Ragdolls don’t have an undercoat to set off many people’s allergies and are considered hypoallergenic.
Like the Siberian cat, Ragdolls can be playful and willing to learn all sorts of tricks. They’re so easy to train that they’ve earned the nickname, “the Dog Cat.” The gentle nature of the breed also makes them great additions to young families.
The original selective breeding program for Ragdoll cats gives them a much smaller gene pool than their Siberian counterparts, so there are a few common health issues to watch out for:
What Are the Differences Between Siberian Cats & Ragdoll Cats?
Despite the similarities between these two breeds, Siberian and Ragdoll cats are quite different. Whether it’s their origin stories, temperament, or preferring the outside vs. staying at home, here are a few ways that the breeds differ.
Siberian cats are considered by many enthusiasts to be the ancestor of all modern, long-haired domesticated cats. Originally wild cats in the forests of Siberia, they’ve been around for at least 1,000 years. When they took shelter in farm buildings and monasteries, Siberian cats were domesticated for their hunting skills.
In comparison, Ragdolls are a much younger breed. They were first introduced in the mid-1960s by Ann Baker of Riverside, California. She believed that the “ragdoll” nature of the kittens from a half-feral Persian cat called Josephine was a result of genetic modification during surgery following a car accident.
Both Ragdolls and Siberians are sociable and friendly companions for families with or without children. Their sociability varies, though. Where Ragdoll cats will cling and follow you everywhere or happily relax in your arms, Siberian cats are more independent. Neither breed is one that you want to leave alone for too long, though.
Their energy levels differ too. While Siberian cats are more territorial and will solve all types of problems, like getting into the food cupboard, your Ragdoll will prefer to take a nap.

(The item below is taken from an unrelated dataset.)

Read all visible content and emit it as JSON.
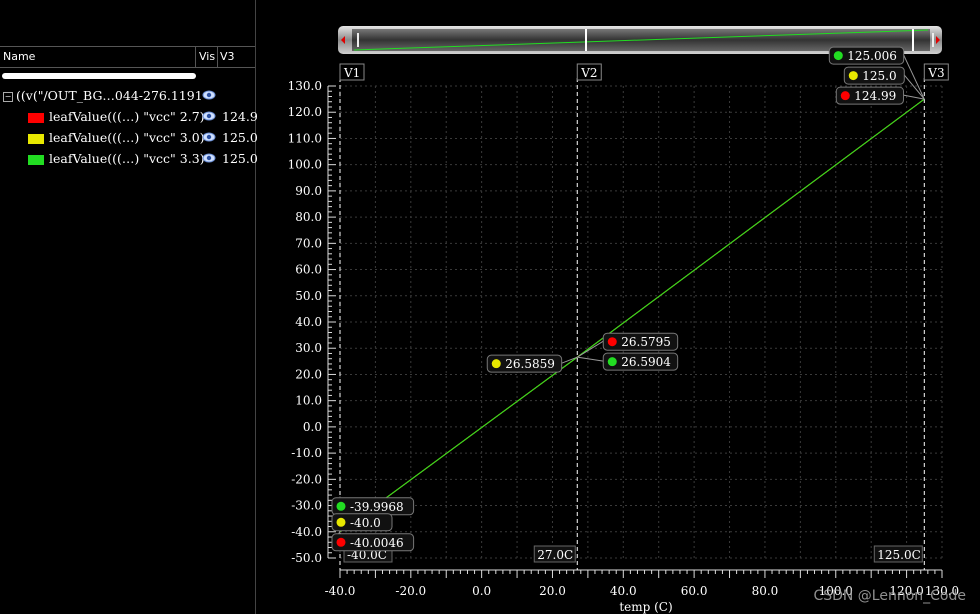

Ragdoll and Siberian cats are from two very different regions. With its harsh weather, Siberia requires a sturdier build to survive, so Siberian cats have a thick, three-layer coat to keep them warm in cold temperatures. The Ragdoll, with their lack of an undercoat, don’t handle the cold nearly as well as their Siberian cousins.
In fact, unlike the outdoorsy Siberian, Ragdolls are more suited to staying at home as dedicated house cats.
While both breeds are highly sought after and rather low in numbers in the U.S.A., Siberian cats are usually more expensive. From a reputable breeder, you can expect to spend anywhere between $1,200 and $4,000 for a Siberian cat, compared to the $800–$2,000 average for Ragdoll kittens.
Which Breed Is Right for You?
Choosing between a Siberian cat and a Ragdoll cat depends on your lifestyle. They’re both sociable and friendly, loving attention as much as they like to curl up for a nap while you watch TV. To make the right choice, you should carefully consider their differing activity levels before purchasing either breed.
Siberian cats are athletes. They’ll launch themselves after prey and to the top shelf of your bookcase with barely a second thought. While they will curl up next to you after a long day, they’re the sort of cat that keeps moving. They will keep you moving too, even after you’re exhausted, as they’re lovers of playtime.
Ragdoll cats have a more sedate lifestyle. They’ll play just like their Siberian cousins but not to the same extent. They much prefer relaxing in the sun to tearing around the house. As fans of hugs, they’ll stick close by, while your Siberian kitty will prefer time to themselves.
Hopefully, this guide has helped you decide whether Siberian cats or Ragdoll cats are better suited for your home. Whichever you choose, your newest family member is bound to brighten your day.
Featured Image Credit: Right: Siberian Cat, Just-Mila, Shutterstock | Right: Ragdoll Cat, izmargad, Shutterstock